Records from a data collection
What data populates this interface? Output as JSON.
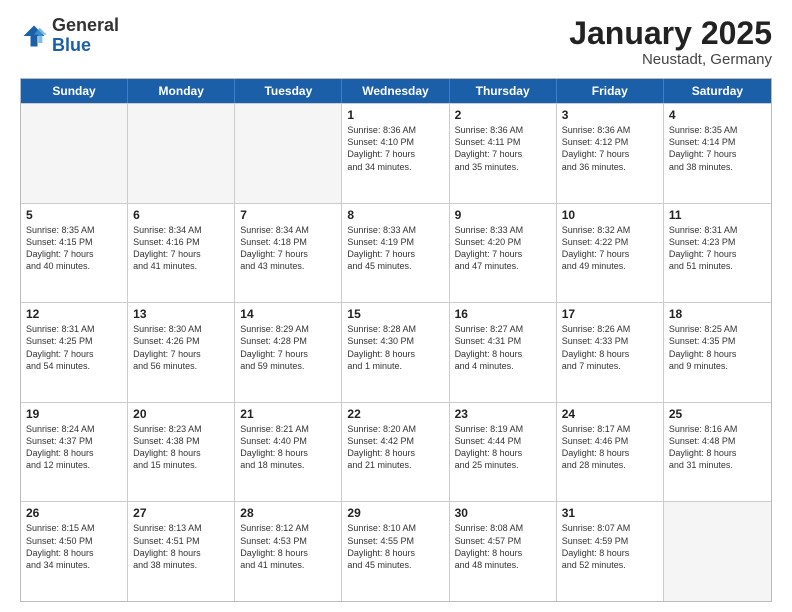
{
  "logo": {
    "general": "General",
    "blue": "Blue"
  },
  "title": "January 2025",
  "subtitle": "Neustadt, Germany",
  "days": [
    "Sunday",
    "Monday",
    "Tuesday",
    "Wednesday",
    "Thursday",
    "Friday",
    "Saturday"
  ],
  "weeks": [
    [
      {
        "day": "",
        "text": ""
      },
      {
        "day": "",
        "text": ""
      },
      {
        "day": "",
        "text": ""
      },
      {
        "day": "1",
        "text": "Sunrise: 8:36 AM\nSunset: 4:10 PM\nDaylight: 7 hours\nand 34 minutes."
      },
      {
        "day": "2",
        "text": "Sunrise: 8:36 AM\nSunset: 4:11 PM\nDaylight: 7 hours\nand 35 minutes."
      },
      {
        "day": "3",
        "text": "Sunrise: 8:36 AM\nSunset: 4:12 PM\nDaylight: 7 hours\nand 36 minutes."
      },
      {
        "day": "4",
        "text": "Sunrise: 8:35 AM\nSunset: 4:14 PM\nDaylight: 7 hours\nand 38 minutes."
      }
    ],
    [
      {
        "day": "5",
        "text": "Sunrise: 8:35 AM\nSunset: 4:15 PM\nDaylight: 7 hours\nand 40 minutes."
      },
      {
        "day": "6",
        "text": "Sunrise: 8:34 AM\nSunset: 4:16 PM\nDaylight: 7 hours\nand 41 minutes."
      },
      {
        "day": "7",
        "text": "Sunrise: 8:34 AM\nSunset: 4:18 PM\nDaylight: 7 hours\nand 43 minutes."
      },
      {
        "day": "8",
        "text": "Sunrise: 8:33 AM\nSunset: 4:19 PM\nDaylight: 7 hours\nand 45 minutes."
      },
      {
        "day": "9",
        "text": "Sunrise: 8:33 AM\nSunset: 4:20 PM\nDaylight: 7 hours\nand 47 minutes."
      },
      {
        "day": "10",
        "text": "Sunrise: 8:32 AM\nSunset: 4:22 PM\nDaylight: 7 hours\nand 49 minutes."
      },
      {
        "day": "11",
        "text": "Sunrise: 8:31 AM\nSunset: 4:23 PM\nDaylight: 7 hours\nand 51 minutes."
      }
    ],
    [
      {
        "day": "12",
        "text": "Sunrise: 8:31 AM\nSunset: 4:25 PM\nDaylight: 7 hours\nand 54 minutes."
      },
      {
        "day": "13",
        "text": "Sunrise: 8:30 AM\nSunset: 4:26 PM\nDaylight: 7 hours\nand 56 minutes."
      },
      {
        "day": "14",
        "text": "Sunrise: 8:29 AM\nSunset: 4:28 PM\nDaylight: 7 hours\nand 59 minutes."
      },
      {
        "day": "15",
        "text": "Sunrise: 8:28 AM\nSunset: 4:30 PM\nDaylight: 8 hours\nand 1 minute."
      },
      {
        "day": "16",
        "text": "Sunrise: 8:27 AM\nSunset: 4:31 PM\nDaylight: 8 hours\nand 4 minutes."
      },
      {
        "day": "17",
        "text": "Sunrise: 8:26 AM\nSunset: 4:33 PM\nDaylight: 8 hours\nand 7 minutes."
      },
      {
        "day": "18",
        "text": "Sunrise: 8:25 AM\nSunset: 4:35 PM\nDaylight: 8 hours\nand 9 minutes."
      }
    ],
    [
      {
        "day": "19",
        "text": "Sunrise: 8:24 AM\nSunset: 4:37 PM\nDaylight: 8 hours\nand 12 minutes."
      },
      {
        "day": "20",
        "text": "Sunrise: 8:23 AM\nSunset: 4:38 PM\nDaylight: 8 hours\nand 15 minutes."
      },
      {
        "day": "21",
        "text": "Sunrise: 8:21 AM\nSunset: 4:40 PM\nDaylight: 8 hours\nand 18 minutes."
      },
      {
        "day": "22",
        "text": "Sunrise: 8:20 AM\nSunset: 4:42 PM\nDaylight: 8 hours\nand 21 minutes."
      },
      {
        "day": "23",
        "text": "Sunrise: 8:19 AM\nSunset: 4:44 PM\nDaylight: 8 hours\nand 25 minutes."
      },
      {
        "day": "24",
        "text": "Sunrise: 8:17 AM\nSunset: 4:46 PM\nDaylight: 8 hours\nand 28 minutes."
      },
      {
        "day": "25",
        "text": "Sunrise: 8:16 AM\nSunset: 4:48 PM\nDaylight: 8 hours\nand 31 minutes."
      }
    ],
    [
      {
        "day": "26",
        "text": "Sunrise: 8:15 AM\nSunset: 4:50 PM\nDaylight: 8 hours\nand 34 minutes."
      },
      {
        "day": "27",
        "text": "Sunrise: 8:13 AM\nSunset: 4:51 PM\nDaylight: 8 hours\nand 38 minutes."
      },
      {
        "day": "28",
        "text": "Sunrise: 8:12 AM\nSunset: 4:53 PM\nDaylight: 8 hours\nand 41 minutes."
      },
      {
        "day": "29",
        "text": "Sunrise: 8:10 AM\nSunset: 4:55 PM\nDaylight: 8 hours\nand 45 minutes."
      },
      {
        "day": "30",
        "text": "Sunrise: 8:08 AM\nSunset: 4:57 PM\nDaylight: 8 hours\nand 48 minutes."
      },
      {
        "day": "31",
        "text": "Sunrise: 8:07 AM\nSunset: 4:59 PM\nDaylight: 8 hours\nand 52 minutes."
      },
      {
        "day": "",
        "text": ""
      }
    ]
  ]
}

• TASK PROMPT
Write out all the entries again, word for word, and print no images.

• EXERCISE ANSWER
What data populates this interface? Output as JSON.
{
  "logo": {
    "general": "General",
    "blue": "Blue"
  },
  "title": "January 2025",
  "subtitle": "Neustadt, Germany",
  "days": [
    "Sunday",
    "Monday",
    "Tuesday",
    "Wednesday",
    "Thursday",
    "Friday",
    "Saturday"
  ],
  "weeks": [
    [
      {
        "day": "",
        "text": ""
      },
      {
        "day": "",
        "text": ""
      },
      {
        "day": "",
        "text": ""
      },
      {
        "day": "1",
        "text": "Sunrise: 8:36 AM\nSunset: 4:10 PM\nDaylight: 7 hours\nand 34 minutes."
      },
      {
        "day": "2",
        "text": "Sunrise: 8:36 AM\nSunset: 4:11 PM\nDaylight: 7 hours\nand 35 minutes."
      },
      {
        "day": "3",
        "text": "Sunrise: 8:36 AM\nSunset: 4:12 PM\nDaylight: 7 hours\nand 36 minutes."
      },
      {
        "day": "4",
        "text": "Sunrise: 8:35 AM\nSunset: 4:14 PM\nDaylight: 7 hours\nand 38 minutes."
      }
    ],
    [
      {
        "day": "5",
        "text": "Sunrise: 8:35 AM\nSunset: 4:15 PM\nDaylight: 7 hours\nand 40 minutes."
      },
      {
        "day": "6",
        "text": "Sunrise: 8:34 AM\nSunset: 4:16 PM\nDaylight: 7 hours\nand 41 minutes."
      },
      {
        "day": "7",
        "text": "Sunrise: 8:34 AM\nSunset: 4:18 PM\nDaylight: 7 hours\nand 43 minutes."
      },
      {
        "day": "8",
        "text": "Sunrise: 8:33 AM\nSunset: 4:19 PM\nDaylight: 7 hours\nand 45 minutes."
      },
      {
        "day": "9",
        "text": "Sunrise: 8:33 AM\nSunset: 4:20 PM\nDaylight: 7 hours\nand 47 minutes."
      },
      {
        "day": "10",
        "text": "Sunrise: 8:32 AM\nSunset: 4:22 PM\nDaylight: 7 hours\nand 49 minutes."
      },
      {
        "day": "11",
        "text": "Sunrise: 8:31 AM\nSunset: 4:23 PM\nDaylight: 7 hours\nand 51 minutes."
      }
    ],
    [
      {
        "day": "12",
        "text": "Sunrise: 8:31 AM\nSunset: 4:25 PM\nDaylight: 7 hours\nand 54 minutes."
      },
      {
        "day": "13",
        "text": "Sunrise: 8:30 AM\nSunset: 4:26 PM\nDaylight: 7 hours\nand 56 minutes."
      },
      {
        "day": "14",
        "text": "Sunrise: 8:29 AM\nSunset: 4:28 PM\nDaylight: 7 hours\nand 59 minutes."
      },
      {
        "day": "15",
        "text": "Sunrise: 8:28 AM\nSunset: 4:30 PM\nDaylight: 8 hours\nand 1 minute."
      },
      {
        "day": "16",
        "text": "Sunrise: 8:27 AM\nSunset: 4:31 PM\nDaylight: 8 hours\nand 4 minutes."
      },
      {
        "day": "17",
        "text": "Sunrise: 8:26 AM\nSunset: 4:33 PM\nDaylight: 8 hours\nand 7 minutes."
      },
      {
        "day": "18",
        "text": "Sunrise: 8:25 AM\nSunset: 4:35 PM\nDaylight: 8 hours\nand 9 minutes."
      }
    ],
    [
      {
        "day": "19",
        "text": "Sunrise: 8:24 AM\nSunset: 4:37 PM\nDaylight: 8 hours\nand 12 minutes."
      },
      {
        "day": "20",
        "text": "Sunrise: 8:23 AM\nSunset: 4:38 PM\nDaylight: 8 hours\nand 15 minutes."
      },
      {
        "day": "21",
        "text": "Sunrise: 8:21 AM\nSunset: 4:40 PM\nDaylight: 8 hours\nand 18 minutes."
      },
      {
        "day": "22",
        "text": "Sunrise: 8:20 AM\nSunset: 4:42 PM\nDaylight: 8 hours\nand 21 minutes."
      },
      {
        "day": "23",
        "text": "Sunrise: 8:19 AM\nSunset: 4:44 PM\nDaylight: 8 hours\nand 25 minutes."
      },
      {
        "day": "24",
        "text": "Sunrise: 8:17 AM\nSunset: 4:46 PM\nDaylight: 8 hours\nand 28 minutes."
      },
      {
        "day": "25",
        "text": "Sunrise: 8:16 AM\nSunset: 4:48 PM\nDaylight: 8 hours\nand 31 minutes."
      }
    ],
    [
      {
        "day": "26",
        "text": "Sunrise: 8:15 AM\nSunset: 4:50 PM\nDaylight: 8 hours\nand 34 minutes."
      },
      {
        "day": "27",
        "text": "Sunrise: 8:13 AM\nSunset: 4:51 PM\nDaylight: 8 hours\nand 38 minutes."
      },
      {
        "day": "28",
        "text": "Sunrise: 8:12 AM\nSunset: 4:53 PM\nDaylight: 8 hours\nand 41 minutes."
      },
      {
        "day": "29",
        "text": "Sunrise: 8:10 AM\nSunset: 4:55 PM\nDaylight: 8 hours\nand 45 minutes."
      },
      {
        "day": "30",
        "text": "Sunrise: 8:08 AM\nSunset: 4:57 PM\nDaylight: 8 hours\nand 48 minutes."
      },
      {
        "day": "31",
        "text": "Sunrise: 8:07 AM\nSunset: 4:59 PM\nDaylight: 8 hours\nand 52 minutes."
      },
      {
        "day": "",
        "text": ""
      }
    ]
  ]
}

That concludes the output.